The Hyperborea fantasies are typically told in a tone of lofty irony. Most are dryly humorous. Much of the humor derives from the elevated speech of the characters (reminding one of Jack Vance) and the detached commentary on their actions. The protagonists generally come to some high and unpleasant doom.

The Poseidonis stories are similar in some respects, but typically lack the ironic tone. In "A Voyage to Sfanomoë," for instance, the principals escape the final disaster by voyaging via space ship to Venus only to be devoured by teeming flora, but their fate is presented as weirdly joyous and horrific rather than amusingly nasty. Really the effect is rather hard to describe.

The telling of the Averoigne stories is quite different from any of the above. They're elegant without being ornate or florid. They sound like tales from an old book of romances, and have a certain charming naivety. The supernatural elements are rather ordinary, consisting mostly of sorceresses, werewolves, and vampires. Religion, a matter of dark irony in the Hyperborea cycle, is treated diffidently here. Morality is a matter of concern.

(Averoigne, I have to say, is my least favorite of Smith's invented milieus. I don't know what this says about me, but I prefer votaries of Tsathoggua to Benedictine monks.)

The Philip Hastane stories are written in unadorned prose. The tone is earnest and straightforward, the descriptions vivid, the dialogue commonplace. The descriptions of California are well-grounded in reality. The stories generally concern the irruption of cosmic weirdness into the mundane world. Here I see the influence of British supernatural horror writers like Arthur Machen, Oscar Wilde, and William Hope Hodgson.

The voyages of the Alcyone are recounted with stolid prose and reserved, half-humorous dialogue. I could almost imagine Mr. Peabody doing a voiceover. I've never heard them much commented upon, but find their descriptions of alien life uniquely enjoyable. The unfathomability of alien psychology is particularly well handled. Their plots are pretty similar, each involving a sequence of adventures on some mysterious planet, followed by a narrow escape into space. But it's refreshing to read such quaint (by modern standards) science fiction from the thirties.

To me, the Zothique tales recall Victorian imaginings of the Orient as encountered in works like Burton's One Thousand and One Nights or Beckford's Vathek. Their tone is dark and frequently ironic, but never humorous. It has the slow and somber richness of a grand mausoleum, but here the mausoleum is the world itself. Smith wrote more stories set in Zothique than in any other place. It's a pity that the Ballantine edition is so hard to find.

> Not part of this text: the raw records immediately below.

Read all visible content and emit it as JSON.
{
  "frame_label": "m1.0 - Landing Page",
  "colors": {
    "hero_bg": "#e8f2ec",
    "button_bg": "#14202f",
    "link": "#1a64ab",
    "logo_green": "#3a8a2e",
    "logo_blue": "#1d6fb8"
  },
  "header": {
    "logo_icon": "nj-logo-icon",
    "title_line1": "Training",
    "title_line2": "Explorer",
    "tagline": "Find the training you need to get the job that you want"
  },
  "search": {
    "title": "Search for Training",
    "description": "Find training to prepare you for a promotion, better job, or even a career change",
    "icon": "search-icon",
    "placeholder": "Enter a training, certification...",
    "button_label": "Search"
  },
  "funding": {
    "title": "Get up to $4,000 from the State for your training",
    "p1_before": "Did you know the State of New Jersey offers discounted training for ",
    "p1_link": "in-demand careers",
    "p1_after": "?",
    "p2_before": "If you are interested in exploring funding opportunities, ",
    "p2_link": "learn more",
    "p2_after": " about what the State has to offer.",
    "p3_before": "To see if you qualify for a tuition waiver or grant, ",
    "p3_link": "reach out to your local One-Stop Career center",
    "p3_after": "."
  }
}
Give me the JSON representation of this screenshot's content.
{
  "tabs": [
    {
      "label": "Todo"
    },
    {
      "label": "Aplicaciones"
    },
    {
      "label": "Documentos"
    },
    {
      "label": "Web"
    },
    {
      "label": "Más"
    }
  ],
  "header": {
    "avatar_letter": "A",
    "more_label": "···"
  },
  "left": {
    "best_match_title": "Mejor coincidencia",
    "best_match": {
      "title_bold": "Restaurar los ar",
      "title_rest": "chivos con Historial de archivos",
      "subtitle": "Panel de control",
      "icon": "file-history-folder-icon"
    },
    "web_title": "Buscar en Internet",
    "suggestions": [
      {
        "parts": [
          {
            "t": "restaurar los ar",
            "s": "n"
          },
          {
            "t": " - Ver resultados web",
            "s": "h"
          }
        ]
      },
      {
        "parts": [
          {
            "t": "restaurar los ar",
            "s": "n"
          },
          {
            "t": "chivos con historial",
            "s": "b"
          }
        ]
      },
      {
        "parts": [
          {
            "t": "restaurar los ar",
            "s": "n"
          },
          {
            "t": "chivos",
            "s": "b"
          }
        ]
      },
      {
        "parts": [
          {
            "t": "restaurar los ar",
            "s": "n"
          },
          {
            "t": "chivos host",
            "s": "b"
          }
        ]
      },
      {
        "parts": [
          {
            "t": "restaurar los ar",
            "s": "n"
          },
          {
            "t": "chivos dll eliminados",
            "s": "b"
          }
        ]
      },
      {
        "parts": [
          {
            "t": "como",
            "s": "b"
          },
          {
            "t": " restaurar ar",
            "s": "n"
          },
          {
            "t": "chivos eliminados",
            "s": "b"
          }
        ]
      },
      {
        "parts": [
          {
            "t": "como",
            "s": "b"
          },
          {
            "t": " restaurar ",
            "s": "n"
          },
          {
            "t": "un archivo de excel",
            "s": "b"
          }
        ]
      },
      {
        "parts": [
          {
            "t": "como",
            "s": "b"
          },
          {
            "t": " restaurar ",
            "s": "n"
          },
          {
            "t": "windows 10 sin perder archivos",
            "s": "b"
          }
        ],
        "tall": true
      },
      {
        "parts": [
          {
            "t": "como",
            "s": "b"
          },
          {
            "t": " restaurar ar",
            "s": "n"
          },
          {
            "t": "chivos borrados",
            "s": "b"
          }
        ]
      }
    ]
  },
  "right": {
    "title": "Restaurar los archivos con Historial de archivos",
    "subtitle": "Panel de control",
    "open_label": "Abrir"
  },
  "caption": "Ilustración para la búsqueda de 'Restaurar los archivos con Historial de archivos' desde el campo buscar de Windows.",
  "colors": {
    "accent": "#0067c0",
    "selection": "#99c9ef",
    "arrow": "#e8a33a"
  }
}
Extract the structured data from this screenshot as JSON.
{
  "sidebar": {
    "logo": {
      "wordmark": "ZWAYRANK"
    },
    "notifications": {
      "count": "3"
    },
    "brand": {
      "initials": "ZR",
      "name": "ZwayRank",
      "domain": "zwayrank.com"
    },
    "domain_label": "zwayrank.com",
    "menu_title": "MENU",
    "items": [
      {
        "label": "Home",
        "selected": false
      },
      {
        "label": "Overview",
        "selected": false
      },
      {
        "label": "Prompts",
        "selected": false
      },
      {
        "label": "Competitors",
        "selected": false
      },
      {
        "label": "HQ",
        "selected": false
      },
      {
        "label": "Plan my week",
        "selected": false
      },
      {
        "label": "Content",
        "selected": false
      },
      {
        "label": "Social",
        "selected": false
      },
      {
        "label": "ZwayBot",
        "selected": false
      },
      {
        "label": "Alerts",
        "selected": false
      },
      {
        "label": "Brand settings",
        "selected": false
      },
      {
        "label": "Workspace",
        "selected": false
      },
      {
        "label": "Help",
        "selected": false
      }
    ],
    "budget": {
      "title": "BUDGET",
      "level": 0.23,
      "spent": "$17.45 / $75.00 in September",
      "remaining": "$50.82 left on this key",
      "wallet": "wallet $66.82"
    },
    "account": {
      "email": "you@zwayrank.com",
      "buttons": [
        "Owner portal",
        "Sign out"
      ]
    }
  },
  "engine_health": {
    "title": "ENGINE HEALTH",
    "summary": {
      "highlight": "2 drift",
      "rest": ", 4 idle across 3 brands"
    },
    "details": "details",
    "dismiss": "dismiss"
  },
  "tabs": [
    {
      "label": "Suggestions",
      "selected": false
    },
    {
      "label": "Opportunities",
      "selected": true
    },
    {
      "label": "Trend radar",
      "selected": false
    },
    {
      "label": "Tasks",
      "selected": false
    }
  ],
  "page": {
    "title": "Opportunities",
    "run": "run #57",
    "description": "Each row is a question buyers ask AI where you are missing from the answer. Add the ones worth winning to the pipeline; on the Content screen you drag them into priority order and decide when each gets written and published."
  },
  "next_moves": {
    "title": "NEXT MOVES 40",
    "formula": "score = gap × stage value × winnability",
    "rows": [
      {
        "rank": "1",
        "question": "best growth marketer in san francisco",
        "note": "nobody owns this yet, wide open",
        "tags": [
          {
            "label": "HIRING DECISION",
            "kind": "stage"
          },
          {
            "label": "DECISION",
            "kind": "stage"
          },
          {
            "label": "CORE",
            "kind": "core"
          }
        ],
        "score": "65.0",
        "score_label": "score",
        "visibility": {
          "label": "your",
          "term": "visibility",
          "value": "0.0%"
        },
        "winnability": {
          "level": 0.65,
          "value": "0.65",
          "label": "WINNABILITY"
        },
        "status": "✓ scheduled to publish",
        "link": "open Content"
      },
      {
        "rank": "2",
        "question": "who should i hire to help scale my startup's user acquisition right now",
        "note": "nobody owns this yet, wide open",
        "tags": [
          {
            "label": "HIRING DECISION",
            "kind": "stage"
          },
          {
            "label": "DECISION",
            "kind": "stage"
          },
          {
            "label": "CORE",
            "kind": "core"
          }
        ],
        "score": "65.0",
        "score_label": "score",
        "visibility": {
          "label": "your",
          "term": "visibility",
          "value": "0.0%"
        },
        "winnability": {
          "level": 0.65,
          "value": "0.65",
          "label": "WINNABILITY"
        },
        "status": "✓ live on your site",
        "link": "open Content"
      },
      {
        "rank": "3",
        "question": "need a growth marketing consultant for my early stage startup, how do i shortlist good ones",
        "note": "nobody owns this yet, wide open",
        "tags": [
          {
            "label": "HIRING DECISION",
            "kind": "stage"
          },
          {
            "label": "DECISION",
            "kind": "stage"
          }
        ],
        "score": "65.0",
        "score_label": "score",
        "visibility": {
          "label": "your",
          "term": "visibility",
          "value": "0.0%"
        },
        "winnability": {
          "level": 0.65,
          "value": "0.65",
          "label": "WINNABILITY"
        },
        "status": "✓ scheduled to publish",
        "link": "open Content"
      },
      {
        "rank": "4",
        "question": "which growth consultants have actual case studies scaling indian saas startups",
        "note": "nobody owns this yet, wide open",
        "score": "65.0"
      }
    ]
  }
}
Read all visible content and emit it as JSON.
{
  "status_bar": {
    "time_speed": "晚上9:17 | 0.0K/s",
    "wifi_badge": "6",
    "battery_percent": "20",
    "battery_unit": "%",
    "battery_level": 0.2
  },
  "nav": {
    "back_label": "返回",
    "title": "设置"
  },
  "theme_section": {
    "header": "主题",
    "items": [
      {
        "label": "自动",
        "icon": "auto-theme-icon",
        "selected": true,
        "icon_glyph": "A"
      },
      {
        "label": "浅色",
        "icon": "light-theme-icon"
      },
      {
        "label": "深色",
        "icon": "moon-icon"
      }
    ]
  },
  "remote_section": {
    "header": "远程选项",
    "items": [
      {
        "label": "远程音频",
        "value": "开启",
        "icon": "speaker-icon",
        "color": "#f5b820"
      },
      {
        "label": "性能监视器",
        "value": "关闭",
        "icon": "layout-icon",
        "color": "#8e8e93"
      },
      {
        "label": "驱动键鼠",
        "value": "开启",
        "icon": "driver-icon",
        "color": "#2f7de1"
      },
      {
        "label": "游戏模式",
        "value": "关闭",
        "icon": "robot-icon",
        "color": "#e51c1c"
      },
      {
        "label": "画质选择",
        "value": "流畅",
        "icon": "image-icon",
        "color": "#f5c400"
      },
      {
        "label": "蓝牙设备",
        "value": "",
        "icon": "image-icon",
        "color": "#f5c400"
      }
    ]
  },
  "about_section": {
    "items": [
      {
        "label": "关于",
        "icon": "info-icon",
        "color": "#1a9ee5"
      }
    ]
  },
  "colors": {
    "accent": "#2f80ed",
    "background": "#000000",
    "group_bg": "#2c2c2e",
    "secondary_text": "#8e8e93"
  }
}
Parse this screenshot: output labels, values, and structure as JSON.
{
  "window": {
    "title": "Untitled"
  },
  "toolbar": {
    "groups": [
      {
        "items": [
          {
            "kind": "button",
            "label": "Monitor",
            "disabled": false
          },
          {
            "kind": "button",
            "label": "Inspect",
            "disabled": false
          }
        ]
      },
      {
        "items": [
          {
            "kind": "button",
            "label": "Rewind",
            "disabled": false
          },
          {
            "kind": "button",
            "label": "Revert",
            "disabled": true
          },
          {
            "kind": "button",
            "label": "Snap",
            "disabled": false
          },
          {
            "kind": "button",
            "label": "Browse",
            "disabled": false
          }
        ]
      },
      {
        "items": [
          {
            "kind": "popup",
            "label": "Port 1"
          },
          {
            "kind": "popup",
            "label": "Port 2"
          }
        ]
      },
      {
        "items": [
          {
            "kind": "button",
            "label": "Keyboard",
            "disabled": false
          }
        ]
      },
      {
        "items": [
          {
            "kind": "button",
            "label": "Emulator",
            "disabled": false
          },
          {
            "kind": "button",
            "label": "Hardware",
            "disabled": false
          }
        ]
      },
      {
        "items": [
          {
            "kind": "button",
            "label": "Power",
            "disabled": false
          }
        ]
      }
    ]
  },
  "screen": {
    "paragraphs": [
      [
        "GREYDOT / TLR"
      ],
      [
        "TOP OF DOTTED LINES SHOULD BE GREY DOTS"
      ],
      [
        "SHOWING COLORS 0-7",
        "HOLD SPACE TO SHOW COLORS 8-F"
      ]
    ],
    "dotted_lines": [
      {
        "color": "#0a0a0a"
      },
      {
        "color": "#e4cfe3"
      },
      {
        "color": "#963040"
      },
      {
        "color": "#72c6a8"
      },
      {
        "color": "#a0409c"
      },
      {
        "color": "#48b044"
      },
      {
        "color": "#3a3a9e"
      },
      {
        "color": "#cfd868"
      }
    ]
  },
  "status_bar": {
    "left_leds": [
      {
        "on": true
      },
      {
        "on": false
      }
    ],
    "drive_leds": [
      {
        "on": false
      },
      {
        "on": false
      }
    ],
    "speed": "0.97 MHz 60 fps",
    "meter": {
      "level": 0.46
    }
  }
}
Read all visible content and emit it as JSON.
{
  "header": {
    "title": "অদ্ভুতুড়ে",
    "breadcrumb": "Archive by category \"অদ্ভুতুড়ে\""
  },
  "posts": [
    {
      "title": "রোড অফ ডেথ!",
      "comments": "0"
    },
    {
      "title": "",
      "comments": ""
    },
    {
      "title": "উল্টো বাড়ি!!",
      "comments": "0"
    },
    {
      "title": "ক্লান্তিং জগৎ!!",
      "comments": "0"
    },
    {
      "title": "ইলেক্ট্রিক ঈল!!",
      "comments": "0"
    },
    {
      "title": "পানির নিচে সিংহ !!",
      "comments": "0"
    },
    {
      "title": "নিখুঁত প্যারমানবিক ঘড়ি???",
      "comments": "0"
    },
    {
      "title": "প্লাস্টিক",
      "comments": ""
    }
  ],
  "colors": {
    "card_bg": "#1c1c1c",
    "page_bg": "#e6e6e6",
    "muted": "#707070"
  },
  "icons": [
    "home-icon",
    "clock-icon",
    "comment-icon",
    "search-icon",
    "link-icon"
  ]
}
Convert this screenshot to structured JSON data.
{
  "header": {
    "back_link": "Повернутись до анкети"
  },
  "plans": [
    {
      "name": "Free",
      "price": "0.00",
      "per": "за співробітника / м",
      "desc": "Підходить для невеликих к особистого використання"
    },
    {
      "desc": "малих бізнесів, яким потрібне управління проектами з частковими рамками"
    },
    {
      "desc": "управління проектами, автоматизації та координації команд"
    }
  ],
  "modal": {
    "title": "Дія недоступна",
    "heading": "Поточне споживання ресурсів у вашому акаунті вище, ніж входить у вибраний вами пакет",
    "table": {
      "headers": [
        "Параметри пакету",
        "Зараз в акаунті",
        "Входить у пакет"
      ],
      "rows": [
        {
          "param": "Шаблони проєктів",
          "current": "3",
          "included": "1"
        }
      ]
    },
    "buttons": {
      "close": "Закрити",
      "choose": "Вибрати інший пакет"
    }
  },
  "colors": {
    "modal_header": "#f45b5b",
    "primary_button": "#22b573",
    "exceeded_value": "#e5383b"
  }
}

What intrigues me about all this is the fact that Smith, who invented more settings than any other author I can think of, apparently felt that these trappings were inextricably linked to style. I think he was onto something. I've written in the past about style in fantasy, and in particular the opposing viewpoints of C. S. Lewis and Ursula K. LeGuin. I incline more toward the latter, but in my opinion neither quite gets it right. It's a point I'll have to return to sometime soon.

At any rate, compare this to someone like H. P. Lovecraft, who grew out of his early Dunsanian phase (which owed a large debt to its model) only to settle into the stylistically monolithic Chthulu-mythos phase for which he is most famous. The latter stories are all told in precisely the same voice, even when supposedly narrated by a character. The Lovecraft style is easy to parody precisely because it is so uniform. Taken individually, Lovecraft's stories are much more substantial that most of Smith's, but as a stylist I think Smith can skate circles around him.

It's a shame that Smith is not better known (as noted at Black Gate today), because, for sheer versatility and inventiveness, he has no peer.